Community Excursion - Historic District

Susan Rice, Beloit College
Author Profile


This is an exercise in observation of a new environment and reflection on how expectations compare to actual observations, as well as on how research following observation can inform impressions and opinions.

Learning Goals

Observation skills, unstructured field notes, reflective writing.

Context for Use

FYI seminar, 16 students. Students completed the exercise outside of class time; the assignment was given during the third week of the semester.

Description and Teaching Materials

This exercise was preceded by in-class exercises to practice skills in objective Description – Interpretation – Evaluation and a small group (3-member) exploration of a small quadrant of campus, with subsequent mapping and group oral reports.

For this activity, students are individually assigned a specific, approximately 2-block excursion location in the historic neighborhoods surrounding campus. The students were given a map with written directions to explore their assigned street, paying particular attention to historically significant structures at specific addresses and to take notes in their preferred media.

Upon returning from their excursion, students were directed to access a website that provided historical and architectural details about their excursion neighborhood and to think about the intersections that might emerge from comparing the history of their assigned landscape to the timeline of the college (from college archives material) that we had examined in class.

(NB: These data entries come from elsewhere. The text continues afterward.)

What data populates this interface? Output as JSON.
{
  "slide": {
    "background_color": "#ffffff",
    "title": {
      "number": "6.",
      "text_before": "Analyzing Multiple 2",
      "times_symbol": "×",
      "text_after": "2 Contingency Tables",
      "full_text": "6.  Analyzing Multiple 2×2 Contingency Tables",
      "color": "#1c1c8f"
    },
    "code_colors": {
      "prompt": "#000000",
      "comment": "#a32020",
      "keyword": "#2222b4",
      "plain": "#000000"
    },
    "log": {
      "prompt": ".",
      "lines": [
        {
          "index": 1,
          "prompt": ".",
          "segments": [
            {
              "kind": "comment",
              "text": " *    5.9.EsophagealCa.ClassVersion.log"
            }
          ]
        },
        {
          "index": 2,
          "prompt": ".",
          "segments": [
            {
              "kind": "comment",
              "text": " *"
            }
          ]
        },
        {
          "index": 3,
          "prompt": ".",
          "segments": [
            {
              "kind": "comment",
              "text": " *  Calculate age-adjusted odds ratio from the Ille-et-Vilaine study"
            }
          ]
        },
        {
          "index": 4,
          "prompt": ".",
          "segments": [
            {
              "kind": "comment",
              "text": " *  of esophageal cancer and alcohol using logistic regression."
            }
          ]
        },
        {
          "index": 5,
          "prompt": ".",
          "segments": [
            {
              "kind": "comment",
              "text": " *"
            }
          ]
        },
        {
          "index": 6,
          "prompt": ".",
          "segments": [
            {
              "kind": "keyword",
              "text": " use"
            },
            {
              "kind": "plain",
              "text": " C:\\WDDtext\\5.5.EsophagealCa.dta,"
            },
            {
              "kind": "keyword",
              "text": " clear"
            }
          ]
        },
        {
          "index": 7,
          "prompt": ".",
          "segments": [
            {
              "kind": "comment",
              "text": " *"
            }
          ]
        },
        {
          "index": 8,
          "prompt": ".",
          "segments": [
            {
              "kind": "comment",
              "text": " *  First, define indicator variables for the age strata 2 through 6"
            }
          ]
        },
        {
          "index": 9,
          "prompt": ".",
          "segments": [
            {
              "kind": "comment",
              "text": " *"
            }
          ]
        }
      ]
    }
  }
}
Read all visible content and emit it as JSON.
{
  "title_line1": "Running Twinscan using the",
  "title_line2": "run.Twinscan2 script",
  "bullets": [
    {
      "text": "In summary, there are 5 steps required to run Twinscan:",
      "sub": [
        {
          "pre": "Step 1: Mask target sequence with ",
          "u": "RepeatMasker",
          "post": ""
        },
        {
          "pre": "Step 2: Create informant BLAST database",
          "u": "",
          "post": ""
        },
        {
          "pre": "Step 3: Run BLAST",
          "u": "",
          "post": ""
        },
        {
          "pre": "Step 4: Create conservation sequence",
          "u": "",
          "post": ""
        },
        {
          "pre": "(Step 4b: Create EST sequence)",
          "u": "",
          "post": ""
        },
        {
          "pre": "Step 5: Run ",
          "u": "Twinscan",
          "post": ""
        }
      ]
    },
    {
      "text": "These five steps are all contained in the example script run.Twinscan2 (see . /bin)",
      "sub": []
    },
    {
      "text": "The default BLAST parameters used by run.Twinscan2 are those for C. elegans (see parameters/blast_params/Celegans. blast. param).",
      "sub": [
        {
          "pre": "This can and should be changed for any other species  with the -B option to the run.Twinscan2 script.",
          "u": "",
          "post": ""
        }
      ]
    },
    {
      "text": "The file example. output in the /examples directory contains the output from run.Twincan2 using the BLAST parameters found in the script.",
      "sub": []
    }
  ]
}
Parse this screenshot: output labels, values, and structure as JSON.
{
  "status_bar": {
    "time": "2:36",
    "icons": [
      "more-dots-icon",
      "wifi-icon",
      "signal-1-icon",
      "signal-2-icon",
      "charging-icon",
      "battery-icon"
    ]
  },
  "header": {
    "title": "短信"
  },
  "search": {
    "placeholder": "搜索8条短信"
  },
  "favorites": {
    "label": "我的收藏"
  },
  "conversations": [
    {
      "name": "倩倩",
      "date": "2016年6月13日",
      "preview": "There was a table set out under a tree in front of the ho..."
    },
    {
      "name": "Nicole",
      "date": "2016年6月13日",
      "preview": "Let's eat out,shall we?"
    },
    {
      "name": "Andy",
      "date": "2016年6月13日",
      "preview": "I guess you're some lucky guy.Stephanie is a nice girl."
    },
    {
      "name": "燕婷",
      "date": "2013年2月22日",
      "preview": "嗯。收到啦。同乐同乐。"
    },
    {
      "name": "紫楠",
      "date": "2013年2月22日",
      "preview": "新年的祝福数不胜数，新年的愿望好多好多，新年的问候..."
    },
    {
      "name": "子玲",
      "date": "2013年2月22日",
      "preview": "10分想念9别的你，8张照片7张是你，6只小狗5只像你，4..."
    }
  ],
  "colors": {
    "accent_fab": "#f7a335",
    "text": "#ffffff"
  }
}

They were then asked to post to a Moodle forum, answering the following questions and commenting on 3 fellow students' posts:
  1. A description of the excursion using all 5 senses
  2. A reflection on how reading about their landscape affected their impressions of it
  3. Questions that occurred to them as a result of the excursion and/or reading

Teaching Notes and Tips

The activity was tailored to encourage the students to embrace and articulate a connection between the campus and the surrounding community, specifically the historic neighborhoods that border the campus, and how the relationship between campus and community is long-lived.


Use of the Moodle forum tool for the students to post thoughts and comment on common elements in their experiences, as well as individual observations, was critical. Responses were thoughtful and supportive; the shared information allowed for the students to draw more global conclusions about their excursions and the environment.

References and Resources

The website used was: